What needs to be done: When you respond, restate each record exactly as it is given.

──────── Input data

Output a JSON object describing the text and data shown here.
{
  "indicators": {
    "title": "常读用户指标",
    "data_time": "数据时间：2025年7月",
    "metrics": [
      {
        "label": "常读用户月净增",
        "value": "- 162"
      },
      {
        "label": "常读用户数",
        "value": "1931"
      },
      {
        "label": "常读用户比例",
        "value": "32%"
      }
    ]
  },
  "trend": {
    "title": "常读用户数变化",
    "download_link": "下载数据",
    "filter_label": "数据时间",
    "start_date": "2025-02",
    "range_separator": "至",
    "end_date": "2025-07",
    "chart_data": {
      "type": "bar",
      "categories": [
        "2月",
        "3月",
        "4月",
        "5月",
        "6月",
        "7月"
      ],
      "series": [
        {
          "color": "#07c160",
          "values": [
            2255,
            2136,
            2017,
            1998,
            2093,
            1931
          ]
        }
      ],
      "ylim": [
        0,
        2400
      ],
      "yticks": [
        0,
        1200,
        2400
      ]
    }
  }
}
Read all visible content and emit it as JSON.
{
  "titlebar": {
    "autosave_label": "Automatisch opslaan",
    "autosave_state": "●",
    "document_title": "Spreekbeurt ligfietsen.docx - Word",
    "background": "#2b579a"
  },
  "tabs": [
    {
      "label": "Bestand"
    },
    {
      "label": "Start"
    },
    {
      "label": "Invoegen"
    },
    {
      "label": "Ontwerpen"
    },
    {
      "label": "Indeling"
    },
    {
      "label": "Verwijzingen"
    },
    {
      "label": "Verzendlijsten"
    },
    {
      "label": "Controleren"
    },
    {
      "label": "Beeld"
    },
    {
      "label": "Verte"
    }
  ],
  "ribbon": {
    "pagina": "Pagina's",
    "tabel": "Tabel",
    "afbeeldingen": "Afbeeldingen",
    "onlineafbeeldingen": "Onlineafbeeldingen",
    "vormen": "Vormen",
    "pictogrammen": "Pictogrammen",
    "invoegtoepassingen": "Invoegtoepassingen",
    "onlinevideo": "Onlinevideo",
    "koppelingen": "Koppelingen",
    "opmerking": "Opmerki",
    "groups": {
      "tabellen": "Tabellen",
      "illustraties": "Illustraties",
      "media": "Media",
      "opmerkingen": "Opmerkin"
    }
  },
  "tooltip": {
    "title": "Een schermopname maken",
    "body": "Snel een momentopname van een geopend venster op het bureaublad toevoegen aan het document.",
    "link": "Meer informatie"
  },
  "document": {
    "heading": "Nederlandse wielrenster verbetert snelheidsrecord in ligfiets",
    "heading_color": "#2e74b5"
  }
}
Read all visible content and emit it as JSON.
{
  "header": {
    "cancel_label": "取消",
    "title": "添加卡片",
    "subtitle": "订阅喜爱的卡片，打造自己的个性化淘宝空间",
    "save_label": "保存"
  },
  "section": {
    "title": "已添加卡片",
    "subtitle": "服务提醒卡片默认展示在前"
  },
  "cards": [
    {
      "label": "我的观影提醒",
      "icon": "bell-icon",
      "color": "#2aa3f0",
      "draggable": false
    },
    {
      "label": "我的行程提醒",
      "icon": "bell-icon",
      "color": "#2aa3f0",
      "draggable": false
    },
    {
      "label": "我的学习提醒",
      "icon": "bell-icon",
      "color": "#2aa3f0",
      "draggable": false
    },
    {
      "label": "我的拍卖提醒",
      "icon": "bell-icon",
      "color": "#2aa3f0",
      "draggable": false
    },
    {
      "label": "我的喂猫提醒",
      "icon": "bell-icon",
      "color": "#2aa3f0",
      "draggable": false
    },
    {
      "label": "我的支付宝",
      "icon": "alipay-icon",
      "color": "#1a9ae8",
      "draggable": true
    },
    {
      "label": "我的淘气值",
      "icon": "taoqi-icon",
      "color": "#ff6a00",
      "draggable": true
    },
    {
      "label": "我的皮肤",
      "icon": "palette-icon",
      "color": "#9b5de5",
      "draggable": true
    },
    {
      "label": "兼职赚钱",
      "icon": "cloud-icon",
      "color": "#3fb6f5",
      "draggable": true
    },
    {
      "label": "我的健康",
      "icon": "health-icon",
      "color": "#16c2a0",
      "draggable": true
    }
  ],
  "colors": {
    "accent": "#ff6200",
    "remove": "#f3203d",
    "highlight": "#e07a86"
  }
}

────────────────

Answer to this problem:
Output a JSON object describing the text and data shown here.
{
  "indicators": {
    "title": "常读用户指标",
    "data_time": "数据时间：2025年7月",
    "metrics": [
      {
        "label": "常读用户月净增",
        "value": "- 162"
      },
      {
        "label": "常读用户数",
        "value": "1931"
      },
      {
        "label": "常读用户比例",
        "value": "32%"
      }
    ]
  },
  "trend": {
    "title": "常读用户数变化",
    "download_link": "下载数据",
    "filter_label": "数据时间",
    "start_date": "2025-02",
    "range_separator": "至",
    "end_date": "2025-07",
    "chart_data": {
      "type": "bar",
      "categories": [
        "2月",
        "3月",
        "4月",
        "5月",
        "6月",
        "7月"
      ],
      "series": [
        {
          "color": "#07c160",
          "values": [
            2255,
            2136,
            2017,
            1998,
            2093,
            1931
          ]
        }
      ],
      "ylim": [
        0,
        2400
      ],
      "yticks": [
        0,
        1200,
        2400
      ]
    }
  }
}
Read all visible content and emit it as JSON.
{
  "titlebar": {
    "autosave_label": "Automatisch opslaan",
    "autosave_state": "●",
    "document_title": "Spreekbeurt ligfietsen.docx - Word",
    "background": "#2b579a"
  },
  "tabs": [
    {
      "label": "Bestand"
    },
    {
      "label": "Start"
    },
    {
      "label": "Invoegen"
    },
    {
      "label": "Ontwerpen"
    },
    {
      "label": "Indeling"
    },
    {
      "label": "Verwijzingen"
    },
    {
      "label": "Verzendlijsten"
    },
    {
      "label": "Controleren"
    },
    {
      "label": "Beeld"
    },
    {
      "label": "Verte"
    }
  ],
  "ribbon": {
    "pagina": "Pagina's",
    "tabel": "Tabel",
    "afbeeldingen": "Afbeeldingen",
    "onlineafbeeldingen": "Onlineafbeeldingen",
    "vormen": "Vormen",
    "pictogrammen": "Pictogrammen",
    "invoegtoepassingen": "Invoegtoepassingen",
    "onlinevideo": "Onlinevideo",
    "koppelingen": "Koppelingen",
    "opmerking": "Opmerki",
    "groups": {
      "tabellen": "Tabellen",
      "illustraties": "Illustraties",
      "media": "Media",
      "opmerkingen": "Opmerkin"
    }
  },
  "tooltip": {
    "title": "Een schermopname maken",
    "body": "Snel een momentopname van een geopend venster op het bureaublad toevoegen aan het document.",
    "link": "Meer informatie"
  },
  "document": {
    "heading": "Nederlandse wielrenster verbetert snelheidsrecord in ligfiets",
    "heading_color": "#2e74b5"
  }
}
Read all visible content and emit it as JSON.
{
  "header": {
    "cancel_label": "取消",
    "title": "添加卡片",
    "subtitle": "订阅喜爱的卡片，打造自己的个性化淘宝空间",
    "save_label": "保存"
  },
  "section": {
    "title": "已添加卡片",
    "subtitle": "服务提醒卡片默认展示在前"
  },
  "cards": [
    {
      "label": "我的观影提醒",
      "icon": "bell-icon",
      "color": "#2aa3f0",
      "draggable": false
    },
    {
      "label": "我的行程提醒",
      "icon": "bell-icon",
      "color": "#2aa3f0",
      "draggable": false
    },
    {
      "label": "我的学习提醒",
      "icon": "bell-icon",
      "color": "#2aa3f0",
      "draggable": false
    },
    {
      "label": "我的拍卖提醒",
      "icon": "bell-icon",
      "color": "#2aa3f0",
      "draggable": false
    },
    {
      "label": "我的喂猫提醒",
      "icon": "bell-icon",
      "color": "#2aa3f0",
      "draggable": false
    },
    {
      "label": "我的支付宝",
      "icon": "alipay-icon",
      "color": "#1a9ae8",
      "draggable": true
    },
    {
      "label": "我的淘气值",
      "icon": "taoqi-icon",
      "color": "#ff6a00",
      "draggable": true
    },
    {
      "label": "我的皮肤",
      "icon": "palette-icon",
      "color": "#9b5de5",
      "draggable": true
    },
    {
      "label": "兼职赚钱",
      "icon": "cloud-icon",
      "color": "#3fb6f5",
      "draggable": true
    },
    {
      "label": "我的健康",
      "icon": "health-icon",
      "color": "#16c2a0",
      "draggable": true
    }
  ],
  "colors": {
    "accent": "#ff6200",
    "remove": "#f3203d",
    "highlight": "#e07a86"
  }
}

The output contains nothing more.